On shakedown day, we brought a stock Ridgeline to the desert to compare it with the race-r
And every one of those flats was on the right front corner. "You never get a flat on the driver side," Skilton said, and we could hear the sheepish grin coming through the phone. "This truck is really wide; we could never get our minds around how wide it was. So we'd get in a situation where we thought we missed that rock on the right, but ...." Then again, Skilton said, "I'd rather take a flat tire than a crushed oil pan or a ruined transmission. You take 18 wheels and tires to a race, but only one engine."
Both Skiltons take full responsibility for the mistaken tire choice, saying they should have figured out a way to mount BFG's Mud-Terrain tires, which carry a D load rating (3,195 pounds) that's 25 percent stronger than the C rating (2,740) on the All-Terrains. "It was a bad choice of tires on our part," Clive said. "We knew it was a street tire, not a race tire." Added Gavin, "We know now that the truck will pull a big tire, but we didn't originally think it would."
Not ones to give up easily, the CaRR team took the Ridgeline back to the shop and made some changes.
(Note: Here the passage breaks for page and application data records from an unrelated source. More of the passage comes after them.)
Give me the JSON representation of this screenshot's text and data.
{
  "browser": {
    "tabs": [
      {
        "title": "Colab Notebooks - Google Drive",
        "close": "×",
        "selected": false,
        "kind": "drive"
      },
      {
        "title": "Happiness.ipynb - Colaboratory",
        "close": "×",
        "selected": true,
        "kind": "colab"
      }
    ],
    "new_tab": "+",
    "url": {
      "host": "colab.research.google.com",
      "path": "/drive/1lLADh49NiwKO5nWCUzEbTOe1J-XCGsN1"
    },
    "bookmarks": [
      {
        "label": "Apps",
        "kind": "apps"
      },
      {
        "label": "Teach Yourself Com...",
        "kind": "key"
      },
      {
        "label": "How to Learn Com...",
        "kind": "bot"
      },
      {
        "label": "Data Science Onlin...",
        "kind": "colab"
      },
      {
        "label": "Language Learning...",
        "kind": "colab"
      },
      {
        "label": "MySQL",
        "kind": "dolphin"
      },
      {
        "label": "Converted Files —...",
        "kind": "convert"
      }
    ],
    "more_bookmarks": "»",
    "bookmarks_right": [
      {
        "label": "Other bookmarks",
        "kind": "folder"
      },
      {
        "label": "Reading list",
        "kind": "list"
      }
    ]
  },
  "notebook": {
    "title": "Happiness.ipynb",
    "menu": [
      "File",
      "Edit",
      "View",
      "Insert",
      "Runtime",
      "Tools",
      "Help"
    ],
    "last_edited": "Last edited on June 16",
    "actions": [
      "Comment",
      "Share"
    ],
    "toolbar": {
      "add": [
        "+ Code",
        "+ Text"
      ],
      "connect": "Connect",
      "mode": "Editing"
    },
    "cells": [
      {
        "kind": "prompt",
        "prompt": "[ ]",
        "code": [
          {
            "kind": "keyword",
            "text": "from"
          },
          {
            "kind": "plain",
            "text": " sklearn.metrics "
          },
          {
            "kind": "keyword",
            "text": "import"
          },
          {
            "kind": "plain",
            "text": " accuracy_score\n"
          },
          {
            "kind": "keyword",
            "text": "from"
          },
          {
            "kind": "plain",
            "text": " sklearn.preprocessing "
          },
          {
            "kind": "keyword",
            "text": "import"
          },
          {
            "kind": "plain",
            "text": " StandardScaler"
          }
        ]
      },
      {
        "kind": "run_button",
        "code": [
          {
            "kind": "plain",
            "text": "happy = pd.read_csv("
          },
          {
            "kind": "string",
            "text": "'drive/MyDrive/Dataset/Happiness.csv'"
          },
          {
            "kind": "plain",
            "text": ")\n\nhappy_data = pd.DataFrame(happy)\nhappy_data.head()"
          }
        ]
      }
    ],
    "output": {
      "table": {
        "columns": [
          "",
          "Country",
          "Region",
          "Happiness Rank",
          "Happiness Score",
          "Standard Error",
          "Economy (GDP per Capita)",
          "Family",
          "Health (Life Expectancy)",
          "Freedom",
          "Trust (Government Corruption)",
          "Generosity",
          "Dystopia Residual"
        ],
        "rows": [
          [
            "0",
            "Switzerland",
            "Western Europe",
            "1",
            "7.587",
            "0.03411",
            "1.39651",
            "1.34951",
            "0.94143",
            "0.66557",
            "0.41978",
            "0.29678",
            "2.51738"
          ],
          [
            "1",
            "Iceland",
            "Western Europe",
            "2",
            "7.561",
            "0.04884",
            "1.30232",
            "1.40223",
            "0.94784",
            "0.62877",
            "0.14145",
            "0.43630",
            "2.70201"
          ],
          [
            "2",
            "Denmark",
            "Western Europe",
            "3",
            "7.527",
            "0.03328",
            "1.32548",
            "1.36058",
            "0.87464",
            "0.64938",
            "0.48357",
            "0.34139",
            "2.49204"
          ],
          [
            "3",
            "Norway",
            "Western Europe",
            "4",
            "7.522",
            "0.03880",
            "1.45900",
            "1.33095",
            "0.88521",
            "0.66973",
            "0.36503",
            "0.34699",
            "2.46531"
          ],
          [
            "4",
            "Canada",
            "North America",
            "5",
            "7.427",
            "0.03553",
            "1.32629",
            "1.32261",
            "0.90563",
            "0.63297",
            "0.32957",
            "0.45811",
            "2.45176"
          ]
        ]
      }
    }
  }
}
Using a hammer and torch, Skilton pounded on the wheelwells so they'd accept the 33-inch MTs. He also tweaked the suspension again-taking out the bumpstops and lengthening the limiting straps to give it more travel, and stiffening the spring rate one more time, to 500 pounds. "That will slow everything down, so we can keep the rocks away from the rims."
Just a week after the 1000 they were back in the desert: Nevada this time, for the Best in the Desert Henderson 400 and a happy ending to this story. Not only did the Ridgeline finish the race, 46th out of 137 starters, it won its class. The Skiltons say Honda was ecstatic about the truck's performance in both races, and the factory will continue the race program into 2006. After all, there is still the Baja to be tamed-on four wheels.